Presumably, it may be useful to answer {le'ai cu'i} when you don't have an opinion either way as to whether or not you want to make the replacement.

Naturally, it is possible to explicitly deny or affirm a specific error by answering with, e.g., {lo'ai cakla le'ai nai}, {sa'ai ckakla le'ai nai}, or {lo'ai calka sa'ai ckakla le'ai}.

This leads us to consider the expression {le'ai nai} used on its own, rather than as the answer to a question. This essentially becomes a way to metalinguistically assert that you really intended to say what you just said.

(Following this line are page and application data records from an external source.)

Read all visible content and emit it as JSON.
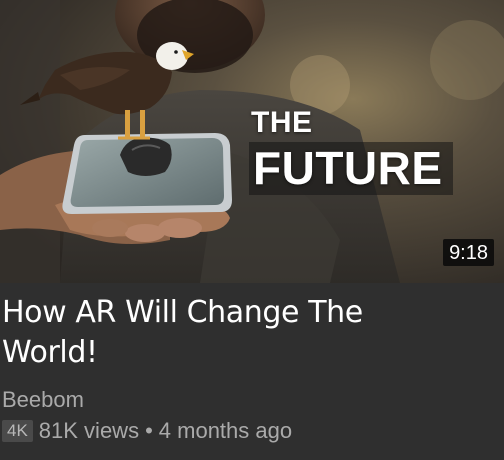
{
  "thumbnail": {
    "overlay_line1": "THE",
    "overlay_line2": "FUTURE",
    "duration": "9:18"
  },
  "video": {
    "title": "How AR Will Change The World!",
    "channel": "Beebom",
    "quality_badge": "4K",
    "views": "81K views",
    "separator": "•",
    "age": "4 months ago"
  },
  "colors": {
    "background": "#2f2f2f",
    "secondary_text": "#aaaaaa",
    "badge_bg": "#4a4a4a"
  }
}
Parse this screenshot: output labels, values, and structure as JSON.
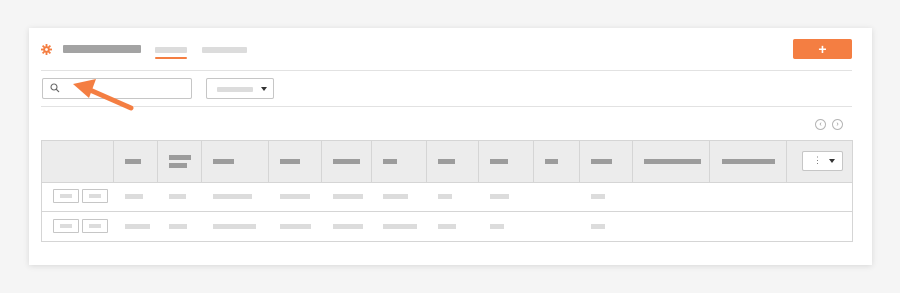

You can even explicitly mark dubious language as actually intended by saying {lo'ai ... le'ai nai}. This saves the reader or listener from having to consider whether the doubtful expression was written or said in error or whether it was done on purpose, and the likeliness of either possibility.

Similarly, {le'ai cu'i} can be used when you are yourself doubtful of the correctness of what you are writing or saying. This is comparable to the expression "(sp?)" used by writers who are unsure of their spelling, but {le'ai cu'i} is also generally useful for grammatical uncertainties other than spelling. (Less directly, it could express semantic uncertainty, but this is probably too vague to be understandable and useful, since listeners will first attempt to interpret {le'ai cu'i} as grammatical uncertainty, and that will usually make sense some way or another.)

— Daniel Brockman


One way to express this using vanilla Lojban is {sei zo ckakla zo cakla basti}, {sei zo ckakla basti}, {sei zo cakla se basti} and {sei basti}. I and Eimi have been using this on IRC a few times and will interpret it identically to {sa'ai ckakla lo'ai cakla le'ai}, {sa'ai ckakla le'ai}, {lo'ai cakla le'ai} and {le'ai}, respectively.

— Daniel Brockman